● WORK REQUEST: Copy out each line of the data holding "badge".

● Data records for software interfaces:
>>

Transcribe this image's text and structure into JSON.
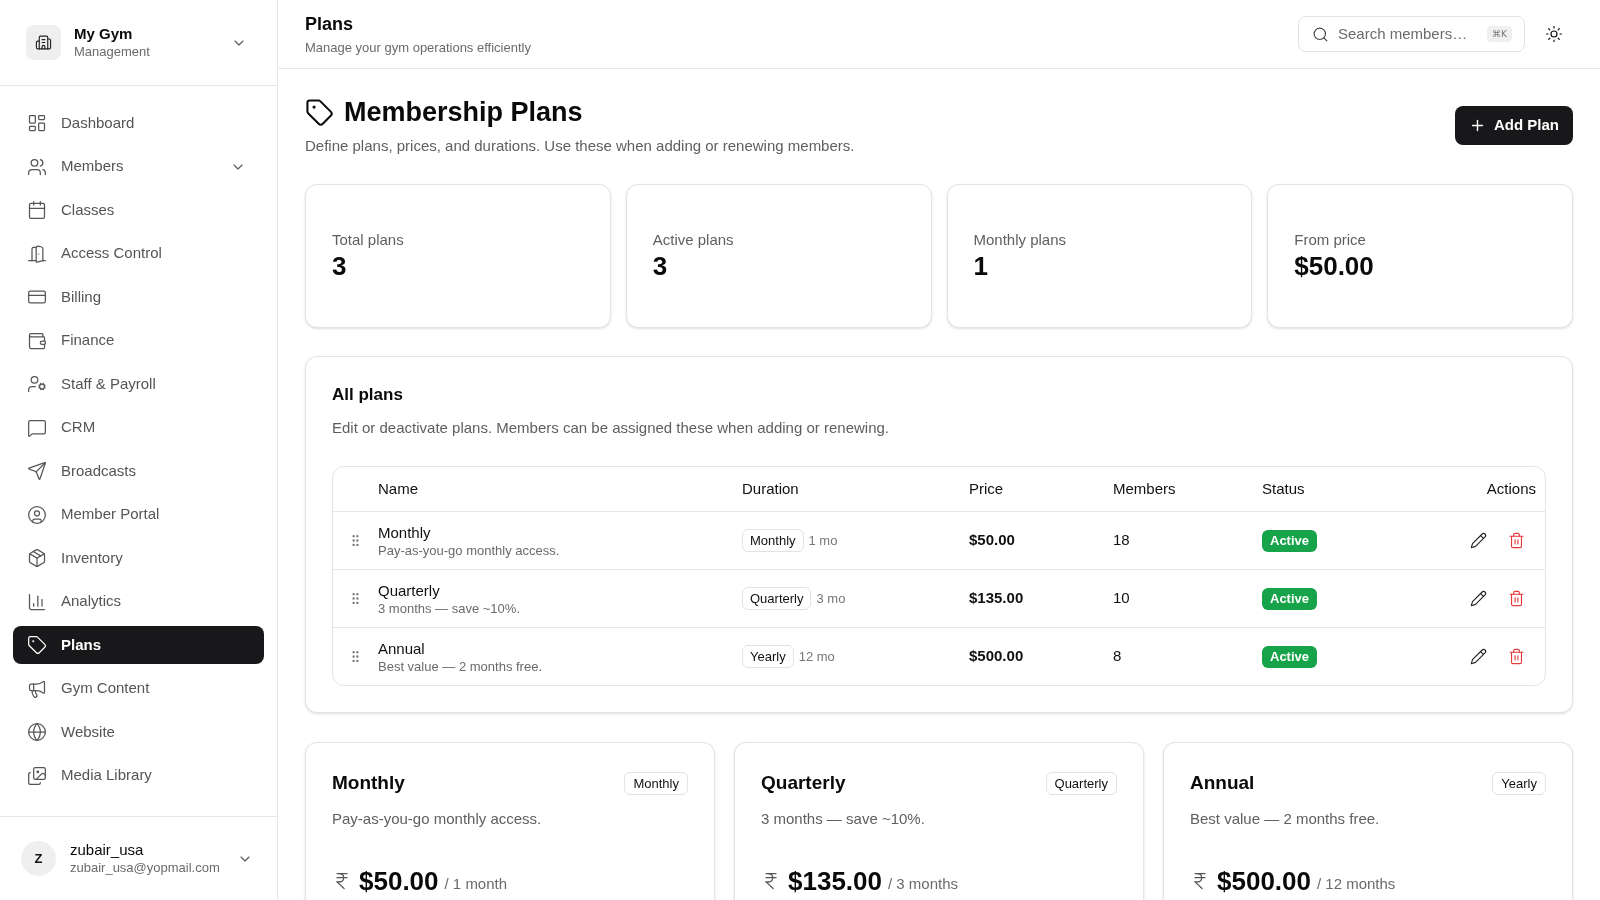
{
  "sidebar": {
    "brand": {
      "name": "My Gym",
      "subtitle": "Management"
    },
    "items": [
      {
        "label": "Dashboard",
        "selected": false,
        "submenu": false
      },
      {
        "label": "Members",
        "selected": false,
        "submenu": true
      },
      {
        "label": "Classes",
        "selected": false,
        "submenu": false
      },
      {
        "label": "Access Control",
        "selected": false,
        "submenu": false
      },
      {
        "label": "Billing",
        "selected": false,
        "submenu": false
      },
      {
        "label": "Finance",
        "selected": false,
        "submenu": false
      },
      {
        "label": "Staff & Payroll",
        "selected": false,
        "submenu": false
      },
      {
        "label": "CRM",
        "selected": false,
        "submenu": false
      },
      {
        "label": "Broadcasts",
        "selected": false,
        "submenu": false
      },
      {
        "label": "Member Portal",
        "selected": false,
        "submenu": false
      },
      {
        "label": "Inventory",
        "selected": false,
        "submenu": false
      },
      {
        "label": "Analytics",
        "selected": false,
        "submenu": false
      },
      {
        "label": "Plans",
        "selected": true,
        "submenu": false
      },
      {
        "label": "Gym Content",
        "selected": false,
        "submenu": false
      },
      {
        "label": "Website",
        "selected": false,
        "submenu": false
      },
      {
        "label": "Media Library",
        "selected": false,
        "submenu": false
      }
    ],
    "user": {
      "initial": "Z",
      "name": "zubair_usa",
      "email": "zubair_usa@yopmail.com"
    }
  },
  "header": {
    "title": "Plans",
    "subtitle": "Manage your gym operations efficiently",
    "search": {
      "placeholder": "Search members…",
      "shortcut": "⌘K"
    }
  },
  "page": {
    "title": "Membership Plans",
    "description": "Define plans, prices, and durations. Use these when adding or renewing members.",
    "add_button": "Add Plan"
  },
  "stats": [
    {
      "label": "Total plans",
      "value": "3"
    },
    {
      "label": "Active plans",
      "value": "3"
    },
    {
      "label": "Monthly plans",
      "value": "1"
    },
    {
      "label": "From price",
      "value": "$50.00"
    }
  ],
  "all_plans": {
    "title": "All plans",
    "description": "Edit or deactivate plans. Members can be assigned these when adding or renewing.",
    "columns": [
      "Name",
      "Duration",
      "Price",
      "Members",
      "Status",
      "Actions"
    ],
    "rows": [
      {
        "name": "Monthly",
        "description": "Pay-as-you-go monthly access.",
        "duration": "Monthly",
        "length": "1 mo",
        "price": "$50.00",
        "members": "18",
        "status": "Active",
        "active": true
      },
      {
        "name": "Quarterly",
        "description": "3 months — save ~10%.",
        "duration": "Quarterly",
        "length": "3 mo",
        "price": "$135.00",
        "members": "10",
        "status": "Active",
        "active": true
      },
      {
        "name": "Annual",
        "description": "Best value — 2 months free.",
        "duration": "Yearly",
        "length": "12 mo",
        "price": "$500.00",
        "members": "8",
        "status": "Active",
        "active": true
      }
    ]
  },
  "plan_cards": [
    {
      "name": "Monthly",
      "badge": "Monthly",
      "description": "Pay-as-you-go monthly access.",
      "price": "$50.00",
      "period": "/ 1 month"
    },
    {
      "name": "Quarterly",
      "badge": "Quarterly",
      "description": "3 months — save ~10%.",
      "price": "$135.00",
      "period": "/ 3 months"
    },
    {
      "name": "Annual",
      "badge": "Yearly",
      "description": "Best value — 2 months free.",
      "price": "$500.00",
      "period": "/ 12 months"
    }
  ]
}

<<

● RESPONSE:
      "badge": "Monthly",
      "badge": "Quarterly",
      "badge": "Yearly",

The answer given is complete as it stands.